#### [PROVIDED DATA]
_ _ _ _ _ _ _

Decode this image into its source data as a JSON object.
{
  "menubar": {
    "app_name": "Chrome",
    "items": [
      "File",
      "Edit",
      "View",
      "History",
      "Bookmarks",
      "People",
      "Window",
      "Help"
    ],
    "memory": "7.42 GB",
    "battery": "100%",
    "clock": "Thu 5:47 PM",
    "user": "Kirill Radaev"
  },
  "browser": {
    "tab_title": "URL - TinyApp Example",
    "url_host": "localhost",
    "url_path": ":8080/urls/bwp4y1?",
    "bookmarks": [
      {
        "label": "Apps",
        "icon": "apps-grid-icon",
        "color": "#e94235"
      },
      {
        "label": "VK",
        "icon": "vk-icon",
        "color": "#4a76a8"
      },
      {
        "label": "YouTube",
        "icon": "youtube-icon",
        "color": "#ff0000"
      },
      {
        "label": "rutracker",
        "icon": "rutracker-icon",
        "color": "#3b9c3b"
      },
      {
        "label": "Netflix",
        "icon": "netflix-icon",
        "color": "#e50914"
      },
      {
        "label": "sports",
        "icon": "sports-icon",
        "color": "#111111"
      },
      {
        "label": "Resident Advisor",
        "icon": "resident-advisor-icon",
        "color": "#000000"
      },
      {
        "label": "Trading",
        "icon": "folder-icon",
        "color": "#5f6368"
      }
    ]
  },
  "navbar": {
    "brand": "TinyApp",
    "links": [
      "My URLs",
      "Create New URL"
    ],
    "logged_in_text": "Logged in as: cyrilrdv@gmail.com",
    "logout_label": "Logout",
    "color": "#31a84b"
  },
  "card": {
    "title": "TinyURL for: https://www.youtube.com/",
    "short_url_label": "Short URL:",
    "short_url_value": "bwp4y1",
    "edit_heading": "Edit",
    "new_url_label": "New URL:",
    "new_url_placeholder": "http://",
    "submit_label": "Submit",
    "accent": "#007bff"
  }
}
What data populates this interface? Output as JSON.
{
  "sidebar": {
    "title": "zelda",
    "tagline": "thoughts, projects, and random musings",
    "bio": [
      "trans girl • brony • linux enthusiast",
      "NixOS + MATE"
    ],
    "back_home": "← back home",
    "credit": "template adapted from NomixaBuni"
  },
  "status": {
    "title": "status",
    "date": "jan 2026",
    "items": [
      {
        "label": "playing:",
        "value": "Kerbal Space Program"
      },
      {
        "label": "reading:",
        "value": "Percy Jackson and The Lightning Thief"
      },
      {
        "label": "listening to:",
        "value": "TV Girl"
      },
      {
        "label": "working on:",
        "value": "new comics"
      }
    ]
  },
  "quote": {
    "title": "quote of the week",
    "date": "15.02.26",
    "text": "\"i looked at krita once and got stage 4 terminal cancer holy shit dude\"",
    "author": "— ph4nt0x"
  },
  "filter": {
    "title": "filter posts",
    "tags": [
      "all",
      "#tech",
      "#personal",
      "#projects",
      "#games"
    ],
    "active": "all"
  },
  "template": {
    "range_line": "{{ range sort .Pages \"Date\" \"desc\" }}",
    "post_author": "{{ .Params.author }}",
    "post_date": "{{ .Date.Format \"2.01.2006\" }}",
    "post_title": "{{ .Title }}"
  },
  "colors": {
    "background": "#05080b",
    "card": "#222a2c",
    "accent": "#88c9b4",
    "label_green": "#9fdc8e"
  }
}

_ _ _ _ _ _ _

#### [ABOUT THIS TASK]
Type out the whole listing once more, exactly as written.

#### [RESPONSE BOX]
Decode this image into its source data as a JSON object.
{
  "menubar": {
    "app_name": "Chrome",
    "items": [
      "File",
      "Edit",
      "View",
      "History",
      "Bookmarks",
      "People",
      "Window",
      "Help"
    ],
    "memory": "7.42 GB",
    "battery": "100%",
    "clock": "Thu 5:47 PM",
    "user": "Kirill Radaev"
  },
  "browser": {
    "tab_title": "URL - TinyApp Example",
    "url_host": "localhost",
    "url_path": ":8080/urls/bwp4y1?",
    "bookmarks": [
      {
        "label": "Apps",
        "icon": "apps-grid-icon",
        "color": "#e94235"
      },
      {
        "label": "VK",
        "icon": "vk-icon",
        "color": "#4a76a8"
      },
      {
        "label": "YouTube",
        "icon": "youtube-icon",
        "color": "#ff0000"
      },
      {
        "label": "rutracker",
        "icon": "rutracker-icon",
        "color": "#3b9c3b"
      },
      {
        "label": "Netflix",
        "icon": "netflix-icon",
        "color": "#e50914"
      },
      {
        "label": "sports",
        "icon": "sports-icon",
        "color": "#111111"
      },
      {
        "label": "Resident Advisor",
        "icon": "resident-advisor-icon",
        "color": "#000000"
      },
      {
        "label": "Trading",
        "icon": "folder-icon",
        "color": "#5f6368"
      }
    ]
  },
  "navbar": {
    "brand": "TinyApp",
    "links": [
      "My URLs",
      "Create New URL"
    ],
    "logged_in_text": "Logged in as: cyrilrdv@gmail.com",
    "logout_label": "Logout",
    "color": "#31a84b"
  },
  "card": {
    "title": "TinyURL for: https://www.youtube.com/",
    "short_url_label": "Short URL:",
    "short_url_value": "bwp4y1",
    "edit_heading": "Edit",
    "new_url_label": "New URL:",
    "new_url_placeholder": "http://",
    "submit_label": "Submit",
    "accent": "#007bff"
  }
}
What data populates this interface? Output as JSON.
{
  "sidebar": {
    "title": "zelda",
    "tagline": "thoughts, projects, and random musings",
    "bio": [
      "trans girl • brony • linux enthusiast",
      "NixOS + MATE"
    ],
    "back_home": "← back home",
    "credit": "template adapted from NomixaBuni"
  },
  "status": {
    "title": "status",
    "date": "jan 2026",
    "items": [
      {
        "label": "playing:",
        "value": "Kerbal Space Program"
      },
      {
        "label": "reading:",
        "value": "Percy Jackson and The Lightning Thief"
      },
      {
        "label": "listening to:",
        "value": "TV Girl"
      },
      {
        "label": "working on:",
        "value": "new comics"
      }
    ]
  },
  "quote": {
    "title": "quote of the week",
    "date": "15.02.26",
    "text": "\"i looked at krita once and got stage 4 terminal cancer holy shit dude\"",
    "author": "— ph4nt0x"
  },
  "filter": {
    "title": "filter posts",
    "tags": [
      "all",
      "#tech",
      "#personal",
      "#projects",
      "#games"
    ],
    "active": "all"
  },
  "template": {
    "range_line": "{{ range sort .Pages \"Date\" \"desc\" }}",
    "post_author": "{{ .Params.author }}",
    "post_date": "{{ .Date.Format \"2.01.2006\" }}",
    "post_title": "{{ .Title }}"
  },
  "colors": {
    "background": "#05080b",
    "card": "#222a2c",
    "accent": "#88c9b4",
    "label_green": "#9fdc8e"
  }
}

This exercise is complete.